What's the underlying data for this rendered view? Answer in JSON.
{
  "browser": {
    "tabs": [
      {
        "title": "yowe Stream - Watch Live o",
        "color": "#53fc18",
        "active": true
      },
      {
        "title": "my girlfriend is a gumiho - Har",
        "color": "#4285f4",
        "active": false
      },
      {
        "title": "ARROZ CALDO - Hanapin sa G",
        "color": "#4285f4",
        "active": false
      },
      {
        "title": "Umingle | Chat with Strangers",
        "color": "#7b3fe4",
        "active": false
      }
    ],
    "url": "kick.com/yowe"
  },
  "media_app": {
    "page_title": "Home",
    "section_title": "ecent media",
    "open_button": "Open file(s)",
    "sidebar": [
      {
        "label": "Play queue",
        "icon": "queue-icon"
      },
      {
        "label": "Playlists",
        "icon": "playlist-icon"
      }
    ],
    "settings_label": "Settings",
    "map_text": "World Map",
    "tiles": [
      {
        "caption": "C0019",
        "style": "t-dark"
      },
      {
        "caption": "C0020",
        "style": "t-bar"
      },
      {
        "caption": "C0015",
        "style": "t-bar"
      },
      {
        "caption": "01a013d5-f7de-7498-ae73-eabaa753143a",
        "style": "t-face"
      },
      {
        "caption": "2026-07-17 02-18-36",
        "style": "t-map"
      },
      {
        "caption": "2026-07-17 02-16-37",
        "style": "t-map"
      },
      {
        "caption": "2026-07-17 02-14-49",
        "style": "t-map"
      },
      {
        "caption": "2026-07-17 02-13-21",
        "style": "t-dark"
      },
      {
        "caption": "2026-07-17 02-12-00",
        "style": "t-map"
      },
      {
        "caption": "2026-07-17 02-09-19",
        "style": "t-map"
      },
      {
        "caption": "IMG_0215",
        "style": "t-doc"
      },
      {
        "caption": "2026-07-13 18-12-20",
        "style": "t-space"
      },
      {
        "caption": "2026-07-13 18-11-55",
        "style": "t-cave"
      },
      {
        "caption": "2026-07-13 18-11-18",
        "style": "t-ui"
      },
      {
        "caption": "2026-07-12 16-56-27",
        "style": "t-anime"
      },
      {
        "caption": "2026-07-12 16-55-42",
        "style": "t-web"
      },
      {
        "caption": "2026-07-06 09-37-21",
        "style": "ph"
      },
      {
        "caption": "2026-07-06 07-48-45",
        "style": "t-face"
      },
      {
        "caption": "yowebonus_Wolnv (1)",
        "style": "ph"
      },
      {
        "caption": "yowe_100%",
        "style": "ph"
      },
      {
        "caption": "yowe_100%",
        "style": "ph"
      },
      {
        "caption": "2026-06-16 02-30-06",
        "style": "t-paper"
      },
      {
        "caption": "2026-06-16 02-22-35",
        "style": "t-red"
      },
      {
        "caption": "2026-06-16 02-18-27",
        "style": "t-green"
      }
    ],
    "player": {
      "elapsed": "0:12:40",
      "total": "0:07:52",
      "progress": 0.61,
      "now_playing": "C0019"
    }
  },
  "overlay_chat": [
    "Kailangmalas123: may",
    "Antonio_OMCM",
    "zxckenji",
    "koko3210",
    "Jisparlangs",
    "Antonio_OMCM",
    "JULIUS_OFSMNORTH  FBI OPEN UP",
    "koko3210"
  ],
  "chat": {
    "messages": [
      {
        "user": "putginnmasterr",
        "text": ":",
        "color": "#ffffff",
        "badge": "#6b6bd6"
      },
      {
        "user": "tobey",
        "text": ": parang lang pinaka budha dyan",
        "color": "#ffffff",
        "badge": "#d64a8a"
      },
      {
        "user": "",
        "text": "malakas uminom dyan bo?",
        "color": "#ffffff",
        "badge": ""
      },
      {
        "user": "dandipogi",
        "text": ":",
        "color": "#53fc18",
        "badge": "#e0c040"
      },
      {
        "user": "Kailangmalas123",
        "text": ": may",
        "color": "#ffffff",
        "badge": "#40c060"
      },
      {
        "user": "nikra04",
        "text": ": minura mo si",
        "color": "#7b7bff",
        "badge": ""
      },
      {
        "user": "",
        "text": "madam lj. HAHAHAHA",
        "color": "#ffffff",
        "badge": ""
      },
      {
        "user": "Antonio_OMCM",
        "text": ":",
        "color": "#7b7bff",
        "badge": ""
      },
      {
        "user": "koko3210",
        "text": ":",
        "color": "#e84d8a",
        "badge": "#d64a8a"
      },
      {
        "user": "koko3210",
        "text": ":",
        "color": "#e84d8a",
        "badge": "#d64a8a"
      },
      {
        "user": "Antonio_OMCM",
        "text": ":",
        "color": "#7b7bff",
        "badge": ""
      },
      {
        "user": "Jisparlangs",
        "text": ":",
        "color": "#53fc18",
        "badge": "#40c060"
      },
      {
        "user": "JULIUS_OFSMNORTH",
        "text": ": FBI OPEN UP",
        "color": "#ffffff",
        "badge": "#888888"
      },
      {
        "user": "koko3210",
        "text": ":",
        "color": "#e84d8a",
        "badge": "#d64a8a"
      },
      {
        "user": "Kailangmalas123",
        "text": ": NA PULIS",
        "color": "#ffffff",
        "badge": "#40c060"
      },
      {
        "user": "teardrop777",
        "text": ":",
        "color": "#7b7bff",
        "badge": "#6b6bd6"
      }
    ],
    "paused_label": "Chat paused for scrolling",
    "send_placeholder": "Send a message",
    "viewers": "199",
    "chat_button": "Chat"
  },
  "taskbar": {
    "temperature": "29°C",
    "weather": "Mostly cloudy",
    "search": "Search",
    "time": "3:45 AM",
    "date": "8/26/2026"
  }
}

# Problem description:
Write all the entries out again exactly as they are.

# Answer for this exercise:
What's the underlying data for this rendered view? Answer in JSON.
{
  "browser": {
    "tabs": [
      {
        "title": "yowe Stream - Watch Live o",
        "color": "#53fc18",
        "active": true
      },
      {
        "title": "my girlfriend is a gumiho - Har",
        "color": "#4285f4",
        "active": false
      },
      {
        "title": "ARROZ CALDO - Hanapin sa G",
        "color": "#4285f4",
        "active": false
      },
      {
        "title": "Umingle | Chat with Strangers",
        "color": "#7b3fe4",
        "active": false
      }
    ],
    "url": "kick.com/yowe"
  },
  "media_app": {
    "page_title": "Home",
    "section_title": "ecent media",
    "open_button": "Open file(s)",
    "sidebar": [
      {
        "label": "Play queue",
        "icon": "queue-icon"
      },
      {
        "label": "Playlists",
        "icon": "playlist-icon"
      }
    ],
    "settings_label": "Settings",
    "map_text": "World Map",
    "tiles": [
      {
        "caption": "C0019",
        "style": "t-dark"
      },
      {
        "caption": "C0020",
        "style": "t-bar"
      },
      {
        "caption": "C0015",
        "style": "t-bar"
      },
      {
        "caption": "01a013d5-f7de-7498-ae73-eabaa753143a",
        "style": "t-face"
      },
      {
        "caption": "2026-07-17 02-18-36",
        "style": "t-map"
      },
      {
        "caption": "2026-07-17 02-16-37",
        "style": "t-map"
      },
      {
        "caption": "2026-07-17 02-14-49",
        "style": "t-map"
      },
      {
        "caption": "2026-07-17 02-13-21",
        "style": "t-dark"
      },
      {
        "caption": "2026-07-17 02-12-00",
        "style": "t-map"
      },
      {
        "caption": "2026-07-17 02-09-19",
        "style": "t-map"
      },
      {
        "caption": "IMG_0215",
        "style": "t-doc"
      },
      {
        "caption": "2026-07-13 18-12-20",
        "style": "t-space"
      },
      {
        "caption": "2026-07-13 18-11-55",
        "style": "t-cave"
      },
      {
        "caption": "2026-07-13 18-11-18",
        "style": "t-ui"
      },
      {
        "caption": "2026-07-12 16-56-27",
        "style": "t-anime"
      },
      {
        "caption": "2026-07-12 16-55-42",
        "style": "t-web"
      },
      {
        "caption": "2026-07-06 09-37-21",
        "style": "ph"
      },
      {
        "caption": "2026-07-06 07-48-45",
        "style": "t-face"
      },
      {
        "caption": "yowebonus_Wolnv (1)",
        "style": "ph"
      },
      {
        "caption": "yowe_100%",
        "style": "ph"
      },
      {
        "caption": "yowe_100%",
        "style": "ph"
      },
      {
        "caption": "2026-06-16 02-30-06",
        "style": "t-paper"
      },
      {
        "caption": "2026-06-16 02-22-35",
        "style": "t-red"
      },
      {
        "caption": "2026-06-16 02-18-27",
        "style": "t-green"
      }
    ],
    "player": {
      "elapsed": "0:12:40",
      "total": "0:07:52",
      "progress": 0.61,
      "now_playing": "C0019"
    }
  },
  "overlay_chat": [
    "Kailangmalas123: may",
    "Antonio_OMCM",
    "zxckenji",
    "koko3210",
    "Jisparlangs",
    "Antonio_OMCM",
    "JULIUS_OFSMNORTH  FBI OPEN UP",
    "koko3210"
  ],
  "chat": {
    "messages": [
      {
        "user": "putginnmasterr",
        "text": ":",
        "color": "#ffffff",
        "badge": "#6b6bd6"
      },
      {
        "user": "tobey",
        "text": ": parang lang pinaka budha dyan",
        "color": "#ffffff",
        "badge": "#d64a8a"
      },
      {
        "user": "",
        "text": "malakas uminom dyan bo?",
        "color": "#ffffff",
        "badge": ""
      },
      {
        "user": "dandipogi",
        "text": ":",
        "color": "#53fc18",
        "badge": "#e0c040"
      },
      {
        "user": "Kailangmalas123",
        "text": ": may",
        "color": "#ffffff",
        "badge": "#40c060"
      },
      {
        "user": "nikra04",
        "text": ": minura mo si",
        "color": "#7b7bff",
        "badge": ""
      },
      {
        "user": "",
        "text": "madam lj. HAHAHAHA",
        "color": "#ffffff",
        "badge": ""
      },
      {
        "user": "Antonio_OMCM",
        "text": ":",
        "color": "#7b7bff",
        "badge": ""
      },
      {
        "user": "koko3210",
        "text": ":",
        "color": "#e84d8a",
        "badge": "#d64a8a"
      },
      {
        "user": "koko3210",
        "text": ":",
        "color": "#e84d8a",
        "badge": "#d64a8a"
      },
      {
        "user": "Antonio_OMCM",
        "text": ":",
        "color": "#7b7bff",
        "badge": ""
      },
      {
        "user": "Jisparlangs",
        "text": ":",
        "color": "#53fc18",
        "badge": "#40c060"
      },
      {
        "user": "JULIUS_OFSMNORTH",
        "text": ": FBI OPEN UP",
        "color": "#ffffff",
        "badge": "#888888"
      },
      {
        "user": "koko3210",
        "text": ":",
        "color": "#e84d8a",
        "badge": "#d64a8a"
      },
      {
        "user": "Kailangmalas123",
        "text": ": NA PULIS",
        "color": "#ffffff",
        "badge": "#40c060"
      },
      {
        "user": "teardrop777",
        "text": ":",
        "color": "#7b7bff",
        "badge": "#6b6bd6"
      }
    ],
    "paused_label": "Chat paused for scrolling",
    "send_placeholder": "Send a message",
    "viewers": "199",
    "chat_button": "Chat"
  },
  "taskbar": {
    "temperature": "29°C",
    "weather": "Mostly cloudy",
    "search": "Search",
    "time": "3:45 AM",
    "date": "8/26/2026"
  }
}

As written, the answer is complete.